Dancer’s pose is a very deep backbend, so we need to access it by slowly warming up our body spine.
So to start, come into Downward Facing Dog. Inhale, step your right foot in between your hands. Ensure that your right knee is stack above the ankle. Then, slowly drop the left knee on to the mat. Slowly lift up your torso and both arms up. Feeling the stretch onto your psoas muscles. Adjust your hips so that they face forwards. Drop down your pelvis to lengthen your spine. Hold for five breaths and then slowly place your hands back down and kick your front leg back into downward facing dog. Rest for a while, and then do the other side.
Start by laying down flat on the mat with your stomach down. Feet together, and press them down to the mat. Tuck your tailbones. Place your hands with the fingers in line with your chest. Lengthen the spine. Inhale, lift your chest up, backbending from the thorasic spine, pressing your elbows into the side of the ribcage. Exhale, release and place the chest back down. Repeat for 5 times, then lay for five breaths in neutral spine.
Stand strong in Mountain pose. Shift your weight to your left leg and place your right thigh on top of the left. Simultaneously bend the left knee, and ensure that the standing knee is facing forward and the top knee is not twisted. Squeeze the thighs together. If it is accessible to you, hook the right foot over the left calf. Squeezing the thighs, lower down more.
Spread your arms to your side. Place your left arm under the right. Bend both elbows. Hook the hands together if it is possible. Lift up the elbows to shoulders’ height. Inhale lengthen your spine. Exhale bend your torso down, keeping the legs strong. Inhale bring the torso back up. Exhale release your arms, release your legs, and slowly come back into Mountain pose. Prepare the other side.
Dancer’s pose with help of a strap
Make a little loop with your strap. Stand in Mountain pose. Carry your strap like a backpack with the loop hanging behind your knees. Shift your weights into your left leg. Bend your right knee, placing the right foot behind you in the loop. Then hold the other ends of the loop with both hands with your upper arms on top of your shoulders. Tuck your tailbone. Lengthen your spine. Inhale, kick your right foot back and pull the strap the opposite way with both of your arms. Ensure you bend from your thorasic spine. Do not let the knee splay out. Keep kicking for five breaths. Then slowly come back to Mountain pose. Prepare for the other side.
Counter pose: Child’s pose

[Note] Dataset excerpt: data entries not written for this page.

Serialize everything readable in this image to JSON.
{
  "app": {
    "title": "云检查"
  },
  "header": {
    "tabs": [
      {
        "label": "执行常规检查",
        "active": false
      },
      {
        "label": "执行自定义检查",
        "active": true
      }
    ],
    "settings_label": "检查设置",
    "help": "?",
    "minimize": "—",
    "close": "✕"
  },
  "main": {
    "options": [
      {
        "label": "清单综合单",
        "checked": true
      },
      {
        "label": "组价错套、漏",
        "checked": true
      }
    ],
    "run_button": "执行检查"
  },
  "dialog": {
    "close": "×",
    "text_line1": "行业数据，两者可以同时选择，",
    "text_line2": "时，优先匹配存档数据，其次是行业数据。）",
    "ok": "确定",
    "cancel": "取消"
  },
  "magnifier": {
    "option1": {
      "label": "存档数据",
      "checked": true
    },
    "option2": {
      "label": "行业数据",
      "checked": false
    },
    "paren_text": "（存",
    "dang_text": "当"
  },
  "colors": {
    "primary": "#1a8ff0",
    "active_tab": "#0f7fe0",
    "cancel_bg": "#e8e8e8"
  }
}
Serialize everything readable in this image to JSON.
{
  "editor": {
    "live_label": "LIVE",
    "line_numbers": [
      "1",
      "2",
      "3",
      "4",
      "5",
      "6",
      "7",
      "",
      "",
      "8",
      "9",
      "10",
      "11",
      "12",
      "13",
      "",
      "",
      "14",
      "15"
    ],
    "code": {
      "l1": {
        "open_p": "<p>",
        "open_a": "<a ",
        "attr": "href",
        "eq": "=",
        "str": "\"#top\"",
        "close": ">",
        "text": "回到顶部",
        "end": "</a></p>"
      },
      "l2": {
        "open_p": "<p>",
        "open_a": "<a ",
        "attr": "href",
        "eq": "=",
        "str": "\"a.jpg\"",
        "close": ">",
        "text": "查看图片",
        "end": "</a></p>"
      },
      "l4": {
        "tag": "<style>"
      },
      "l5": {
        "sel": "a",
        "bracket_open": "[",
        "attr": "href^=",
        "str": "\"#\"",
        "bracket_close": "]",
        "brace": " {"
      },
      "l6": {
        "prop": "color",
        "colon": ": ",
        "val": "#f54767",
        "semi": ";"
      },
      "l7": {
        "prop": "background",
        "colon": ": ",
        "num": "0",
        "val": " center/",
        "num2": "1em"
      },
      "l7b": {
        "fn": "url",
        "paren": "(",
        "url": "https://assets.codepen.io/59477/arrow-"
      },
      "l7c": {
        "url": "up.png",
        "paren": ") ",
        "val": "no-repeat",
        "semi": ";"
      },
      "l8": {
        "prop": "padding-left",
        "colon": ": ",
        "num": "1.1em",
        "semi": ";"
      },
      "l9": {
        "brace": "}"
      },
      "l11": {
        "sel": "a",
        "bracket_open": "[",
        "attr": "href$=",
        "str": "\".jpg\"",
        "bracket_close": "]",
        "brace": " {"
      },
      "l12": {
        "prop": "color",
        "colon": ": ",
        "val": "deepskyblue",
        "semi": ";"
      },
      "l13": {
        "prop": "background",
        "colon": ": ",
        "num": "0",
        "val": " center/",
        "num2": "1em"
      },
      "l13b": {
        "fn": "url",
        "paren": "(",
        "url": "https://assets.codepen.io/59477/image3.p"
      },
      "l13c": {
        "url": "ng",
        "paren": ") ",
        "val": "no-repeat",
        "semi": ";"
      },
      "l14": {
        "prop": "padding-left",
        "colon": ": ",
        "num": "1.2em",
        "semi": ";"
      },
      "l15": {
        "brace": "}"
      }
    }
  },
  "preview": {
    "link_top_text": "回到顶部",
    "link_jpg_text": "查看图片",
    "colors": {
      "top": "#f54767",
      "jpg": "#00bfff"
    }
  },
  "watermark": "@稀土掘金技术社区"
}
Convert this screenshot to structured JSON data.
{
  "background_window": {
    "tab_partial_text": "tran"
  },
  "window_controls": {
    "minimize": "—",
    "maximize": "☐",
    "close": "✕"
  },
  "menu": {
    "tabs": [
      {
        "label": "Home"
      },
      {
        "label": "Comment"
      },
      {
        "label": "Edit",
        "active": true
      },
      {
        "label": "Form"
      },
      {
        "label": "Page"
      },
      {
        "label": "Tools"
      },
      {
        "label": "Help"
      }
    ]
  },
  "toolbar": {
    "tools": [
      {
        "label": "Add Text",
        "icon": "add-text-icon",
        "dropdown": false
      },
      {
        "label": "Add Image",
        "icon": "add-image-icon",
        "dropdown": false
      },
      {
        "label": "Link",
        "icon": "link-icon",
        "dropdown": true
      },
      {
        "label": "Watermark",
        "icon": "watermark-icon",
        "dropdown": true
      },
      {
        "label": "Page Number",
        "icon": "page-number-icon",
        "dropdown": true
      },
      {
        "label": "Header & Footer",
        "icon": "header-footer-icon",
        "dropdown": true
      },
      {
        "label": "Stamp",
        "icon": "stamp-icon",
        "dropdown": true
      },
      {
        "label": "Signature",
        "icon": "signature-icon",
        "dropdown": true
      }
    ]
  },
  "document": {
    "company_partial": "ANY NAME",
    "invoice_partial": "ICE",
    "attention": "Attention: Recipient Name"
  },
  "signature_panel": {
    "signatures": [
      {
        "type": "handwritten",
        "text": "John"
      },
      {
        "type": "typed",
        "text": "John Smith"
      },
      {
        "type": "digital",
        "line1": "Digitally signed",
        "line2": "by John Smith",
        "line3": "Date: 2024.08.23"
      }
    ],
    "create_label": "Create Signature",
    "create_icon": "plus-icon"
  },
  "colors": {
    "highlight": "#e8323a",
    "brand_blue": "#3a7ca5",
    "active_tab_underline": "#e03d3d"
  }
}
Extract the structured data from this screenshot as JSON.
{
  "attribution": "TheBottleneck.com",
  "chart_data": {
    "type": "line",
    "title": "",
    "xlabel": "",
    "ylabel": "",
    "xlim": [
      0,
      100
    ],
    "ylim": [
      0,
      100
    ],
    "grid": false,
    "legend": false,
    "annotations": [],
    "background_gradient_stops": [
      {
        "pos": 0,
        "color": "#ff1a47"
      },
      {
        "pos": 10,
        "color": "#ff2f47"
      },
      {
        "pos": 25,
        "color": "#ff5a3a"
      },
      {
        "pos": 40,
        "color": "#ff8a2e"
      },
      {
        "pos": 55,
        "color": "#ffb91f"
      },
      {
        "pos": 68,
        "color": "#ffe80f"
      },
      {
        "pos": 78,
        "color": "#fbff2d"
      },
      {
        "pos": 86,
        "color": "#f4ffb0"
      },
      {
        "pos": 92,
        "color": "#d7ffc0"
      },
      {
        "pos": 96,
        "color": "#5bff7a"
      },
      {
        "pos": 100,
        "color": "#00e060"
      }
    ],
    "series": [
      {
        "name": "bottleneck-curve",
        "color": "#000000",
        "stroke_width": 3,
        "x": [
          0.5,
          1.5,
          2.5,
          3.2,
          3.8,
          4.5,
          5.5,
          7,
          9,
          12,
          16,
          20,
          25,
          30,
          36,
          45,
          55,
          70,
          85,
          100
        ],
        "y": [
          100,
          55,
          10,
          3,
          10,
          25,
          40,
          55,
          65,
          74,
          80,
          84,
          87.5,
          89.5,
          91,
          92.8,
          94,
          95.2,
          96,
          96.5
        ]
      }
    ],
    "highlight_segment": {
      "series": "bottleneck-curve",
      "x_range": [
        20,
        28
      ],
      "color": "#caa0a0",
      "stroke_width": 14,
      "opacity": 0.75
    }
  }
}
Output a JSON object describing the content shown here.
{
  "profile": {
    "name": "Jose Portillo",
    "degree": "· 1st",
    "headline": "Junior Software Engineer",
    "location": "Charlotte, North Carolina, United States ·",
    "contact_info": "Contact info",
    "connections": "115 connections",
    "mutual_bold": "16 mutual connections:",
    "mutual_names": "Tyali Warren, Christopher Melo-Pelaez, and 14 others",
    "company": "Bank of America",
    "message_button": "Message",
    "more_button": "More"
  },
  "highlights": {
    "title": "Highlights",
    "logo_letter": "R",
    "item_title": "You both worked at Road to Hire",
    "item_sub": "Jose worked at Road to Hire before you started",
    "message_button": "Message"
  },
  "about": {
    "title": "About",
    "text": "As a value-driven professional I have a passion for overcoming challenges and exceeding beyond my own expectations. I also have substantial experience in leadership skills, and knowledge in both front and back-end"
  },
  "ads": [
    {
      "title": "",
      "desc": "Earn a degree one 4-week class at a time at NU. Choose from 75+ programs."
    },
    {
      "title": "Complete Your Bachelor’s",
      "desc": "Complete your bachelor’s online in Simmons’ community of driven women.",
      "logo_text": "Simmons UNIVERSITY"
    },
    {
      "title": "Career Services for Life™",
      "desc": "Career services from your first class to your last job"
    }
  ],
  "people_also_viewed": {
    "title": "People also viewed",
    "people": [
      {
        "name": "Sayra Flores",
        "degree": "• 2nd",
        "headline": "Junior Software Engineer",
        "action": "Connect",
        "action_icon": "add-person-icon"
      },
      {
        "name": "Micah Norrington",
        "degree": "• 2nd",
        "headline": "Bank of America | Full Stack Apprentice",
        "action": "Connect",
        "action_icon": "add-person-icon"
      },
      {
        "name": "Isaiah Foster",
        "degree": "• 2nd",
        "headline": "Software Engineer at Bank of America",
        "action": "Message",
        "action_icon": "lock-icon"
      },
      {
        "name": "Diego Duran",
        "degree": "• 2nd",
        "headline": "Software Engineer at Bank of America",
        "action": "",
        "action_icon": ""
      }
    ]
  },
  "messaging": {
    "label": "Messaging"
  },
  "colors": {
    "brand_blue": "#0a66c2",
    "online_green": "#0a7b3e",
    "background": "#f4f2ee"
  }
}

An important part to keep the body balance. After the series of backbends, remember to bring your body down and come into Child’s pose. Sit on your heel with your toes untuck. Knees wide or together. Then bring your torso down with your arms spread in front of you. Relax your spine.